curata = to care for, referring to its brooding behaviour
Cowles (1907) described many individuals forming black patches just below the low tide mark, clinging tightly to the rocks. As soon as the eggs are laid, the mother transfers them to the ventral surface: here, they develop directly into juveniles. The eggs are about 1 mm in diameter when laid. Associated with this species during the breeding season is a small nematode that feeds on the eggs, often destroying the whole brood. A paper by Engstrom (1974) on the biology of C. lubrica probably describes Pseudocnus curatus (Cowles). The following biology is from several papers that used the name C. lubrica. In the summer months, it feeds on particulate matter with its extended tentacles. No feeding occurs from October to March and females do not feed while brooding eggs. The diet is mostly single-celled algae.
Animals spawn from mid November to mid December around southern Vancouver Island. Males lift the anterior end off the substratum and release long strands of white sperm from genital papillae located between two of the dorsal tentacles. Sperm sink to the substratum and become entangled in the bodies of other sea cucumbers. Females raise the anterior end of the body off the substratum and arch backwards. Eggs are then spawned and roll down onto the female's ventral surface between her tube-feet. The tentacles are not used to catch the eggs; thus, many can be washed away by the current. The female then re-attaches to the rock, holding the eggs against the substratum. The large eggs (mean 973 μm) are brooded from January to March.

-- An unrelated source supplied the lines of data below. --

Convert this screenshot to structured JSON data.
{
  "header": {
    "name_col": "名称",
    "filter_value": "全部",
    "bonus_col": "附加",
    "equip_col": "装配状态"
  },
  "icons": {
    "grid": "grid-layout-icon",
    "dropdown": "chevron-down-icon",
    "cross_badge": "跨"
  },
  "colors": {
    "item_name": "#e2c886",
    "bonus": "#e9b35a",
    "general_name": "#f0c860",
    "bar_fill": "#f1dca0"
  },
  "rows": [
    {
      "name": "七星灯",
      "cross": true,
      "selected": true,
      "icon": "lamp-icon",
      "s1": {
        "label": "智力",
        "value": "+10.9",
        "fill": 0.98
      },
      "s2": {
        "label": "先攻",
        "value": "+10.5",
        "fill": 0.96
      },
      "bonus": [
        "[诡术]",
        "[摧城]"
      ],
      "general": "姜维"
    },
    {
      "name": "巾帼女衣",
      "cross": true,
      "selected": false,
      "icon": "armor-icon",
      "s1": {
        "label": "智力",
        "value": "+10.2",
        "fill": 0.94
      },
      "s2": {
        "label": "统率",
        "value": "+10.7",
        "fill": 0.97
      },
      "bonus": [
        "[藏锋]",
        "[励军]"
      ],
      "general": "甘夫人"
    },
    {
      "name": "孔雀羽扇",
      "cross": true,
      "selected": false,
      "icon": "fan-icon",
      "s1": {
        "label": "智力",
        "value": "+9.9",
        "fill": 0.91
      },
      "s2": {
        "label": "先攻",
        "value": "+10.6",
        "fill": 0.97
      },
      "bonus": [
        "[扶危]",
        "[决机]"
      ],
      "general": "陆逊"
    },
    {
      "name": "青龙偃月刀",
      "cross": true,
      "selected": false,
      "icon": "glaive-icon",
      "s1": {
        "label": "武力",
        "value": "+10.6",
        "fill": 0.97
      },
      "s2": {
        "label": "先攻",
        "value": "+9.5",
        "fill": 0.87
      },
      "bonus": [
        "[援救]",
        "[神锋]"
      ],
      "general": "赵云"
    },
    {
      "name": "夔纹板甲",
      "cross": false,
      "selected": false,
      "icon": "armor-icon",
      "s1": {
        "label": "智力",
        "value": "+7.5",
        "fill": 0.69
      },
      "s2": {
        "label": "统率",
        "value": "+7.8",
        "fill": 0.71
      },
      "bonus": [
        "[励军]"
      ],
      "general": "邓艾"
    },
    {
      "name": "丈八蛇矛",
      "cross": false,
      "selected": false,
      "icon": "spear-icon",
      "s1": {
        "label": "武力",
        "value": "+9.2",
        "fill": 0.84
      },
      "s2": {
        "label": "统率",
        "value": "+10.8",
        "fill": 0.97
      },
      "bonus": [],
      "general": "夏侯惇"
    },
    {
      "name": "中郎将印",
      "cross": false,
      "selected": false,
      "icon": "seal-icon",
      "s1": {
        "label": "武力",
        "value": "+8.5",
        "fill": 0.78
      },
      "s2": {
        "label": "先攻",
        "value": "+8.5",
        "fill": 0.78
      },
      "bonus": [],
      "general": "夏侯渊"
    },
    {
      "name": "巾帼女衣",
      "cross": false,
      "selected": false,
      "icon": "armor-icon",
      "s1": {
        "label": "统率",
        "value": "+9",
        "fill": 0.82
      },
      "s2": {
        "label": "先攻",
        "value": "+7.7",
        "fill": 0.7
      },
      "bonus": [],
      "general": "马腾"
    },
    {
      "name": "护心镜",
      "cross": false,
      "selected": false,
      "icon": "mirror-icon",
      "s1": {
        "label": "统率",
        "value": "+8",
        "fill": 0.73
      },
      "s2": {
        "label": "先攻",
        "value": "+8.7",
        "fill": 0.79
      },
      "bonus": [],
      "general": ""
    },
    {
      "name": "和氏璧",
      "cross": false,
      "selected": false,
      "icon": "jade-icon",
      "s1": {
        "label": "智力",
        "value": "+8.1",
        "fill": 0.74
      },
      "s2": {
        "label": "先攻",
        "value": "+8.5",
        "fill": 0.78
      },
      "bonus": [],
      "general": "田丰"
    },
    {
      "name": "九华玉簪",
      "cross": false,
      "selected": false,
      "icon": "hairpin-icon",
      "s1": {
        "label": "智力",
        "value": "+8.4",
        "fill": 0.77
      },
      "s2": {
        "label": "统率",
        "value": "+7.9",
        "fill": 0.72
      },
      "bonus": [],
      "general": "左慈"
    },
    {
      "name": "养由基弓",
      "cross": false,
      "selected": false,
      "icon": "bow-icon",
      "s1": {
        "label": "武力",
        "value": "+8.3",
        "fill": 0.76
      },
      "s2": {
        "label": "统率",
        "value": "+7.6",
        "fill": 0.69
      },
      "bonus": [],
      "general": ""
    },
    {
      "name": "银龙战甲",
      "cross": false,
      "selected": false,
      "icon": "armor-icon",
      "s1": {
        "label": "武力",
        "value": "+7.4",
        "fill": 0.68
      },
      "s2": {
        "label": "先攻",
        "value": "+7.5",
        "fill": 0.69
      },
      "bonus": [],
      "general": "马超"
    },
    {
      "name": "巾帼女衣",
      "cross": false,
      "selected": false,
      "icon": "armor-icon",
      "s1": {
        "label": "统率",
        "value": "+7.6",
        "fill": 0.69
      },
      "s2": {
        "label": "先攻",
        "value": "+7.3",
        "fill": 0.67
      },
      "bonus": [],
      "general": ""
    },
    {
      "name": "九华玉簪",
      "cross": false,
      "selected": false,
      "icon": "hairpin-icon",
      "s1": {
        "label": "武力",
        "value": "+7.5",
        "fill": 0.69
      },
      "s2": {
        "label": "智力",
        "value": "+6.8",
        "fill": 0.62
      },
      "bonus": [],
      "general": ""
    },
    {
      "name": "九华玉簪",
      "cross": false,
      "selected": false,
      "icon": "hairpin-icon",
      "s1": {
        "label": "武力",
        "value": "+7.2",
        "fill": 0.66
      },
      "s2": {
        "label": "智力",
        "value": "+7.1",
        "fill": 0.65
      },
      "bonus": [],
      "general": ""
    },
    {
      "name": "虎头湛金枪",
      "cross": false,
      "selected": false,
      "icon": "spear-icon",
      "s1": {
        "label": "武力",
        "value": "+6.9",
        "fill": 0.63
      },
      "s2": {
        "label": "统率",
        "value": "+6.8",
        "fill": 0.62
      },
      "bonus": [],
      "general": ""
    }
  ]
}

Six weeks after spawning young cucumbers hatch, but stay with the female for another four to eight weeks.
Many species of sea stars eat P. curatus: Sand Star (Luidia foliolata), three species of sunstars (Solaster stimpsoni, S. dawsoni, S. endeca), Leather Star (Dermasterias imbricata), Six-armed Star (Leptasterias hexactis) and the Sunflower Star (Pycnopodia helianthoides). The Saddleback amphipod (Parapleustes) has been observed eating eggs. Unlike some other sea cucumbers, P. curatus does not show an escape response to any of the sea stars.
Presumably as a camouflage, adult P. curatus often attach pieces of shell, wood and other material to its dorsal surface. P. curatus' body wall is toxic to certain fish such as gunnels, Apodichthys and Pholis: a strong defence mechanism against these predators.
The parasitic gastropod, Thyonicola mortenseni, infects Pseudocnus curatus.